UV radiation isn't visible to the human eye, so how come we can see it as a purple/violet light from a UV lamp? Is it just because the lamps aren't perfect and end up emitting some light at a higher frequency? Or do they add some purple light intentionally? Or is there some more complex mechanism going on?
There are several kinds of "UV Light." Only kind I know of that "looks purple" is a so-called black light.
Black lights emit UV that is very close to the top-end of the visible spectrum. The designers try to minimize the visible radiation so that it won't wash out the light emitted by fluorescent substances in the field, but it's hard to filter all of the visible out.
The visible tail looks "purple" because the "red" receptors in your eye have some sensitivity at the shortest visible wavelengths.

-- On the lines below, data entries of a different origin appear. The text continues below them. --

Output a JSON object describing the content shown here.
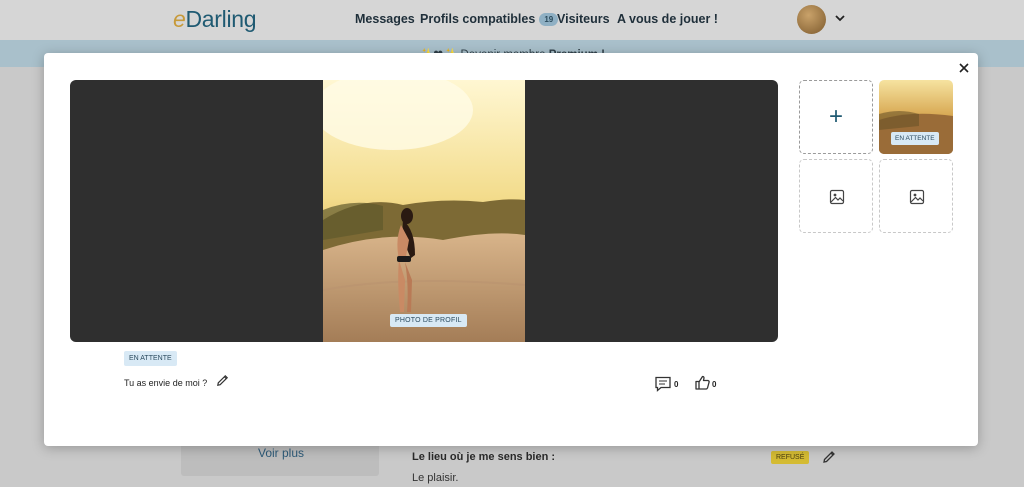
{
  "header": {
    "logo_e": "e",
    "logo_rest": "Darling",
    "nav": [
      {
        "label": "Messages"
      },
      {
        "label": "Profils compatibles",
        "badge": "19"
      },
      {
        "label": "Visiteurs"
      },
      {
        "label": "A vous de jouer !"
      }
    ]
  },
  "promo": {
    "prefix": "✨❤✨ Devenir membre ",
    "strong": "Premium !"
  },
  "background": {
    "voir_plus": "Voir plus",
    "question": "Le lieu où je me sens bien :",
    "answer": "Le plaisir.",
    "refused_badge": "REFUSÉ"
  },
  "modal": {
    "photo_label": "PHOTO DE PROFIL",
    "thumb_status": "EN ATTENTE",
    "add_symbol": "+",
    "status": "EN ATTENTE",
    "caption": "Tu as envie de moi ?",
    "comments": "0",
    "likes": "0"
  },
  "colors": {
    "brand": "#1f5a72",
    "badge_bg": "#d8e9f5",
    "refused": "#d4bb33"
  }
}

The visible leakage from a black light stimulates both "red" and "blue" receptors in your eye, and you perceive purple.
Other types of UV lamp (e.g., germicidal lamps) generally put out a lot of visible light that they don't bother to filter out because (A) it does not interfere with the application (e.g., visible light won't stop the UV from killing the germs) and (B) for safety reasons (i.e., so you know when you're looking at the light, which you shouldn't because it's dangerous.)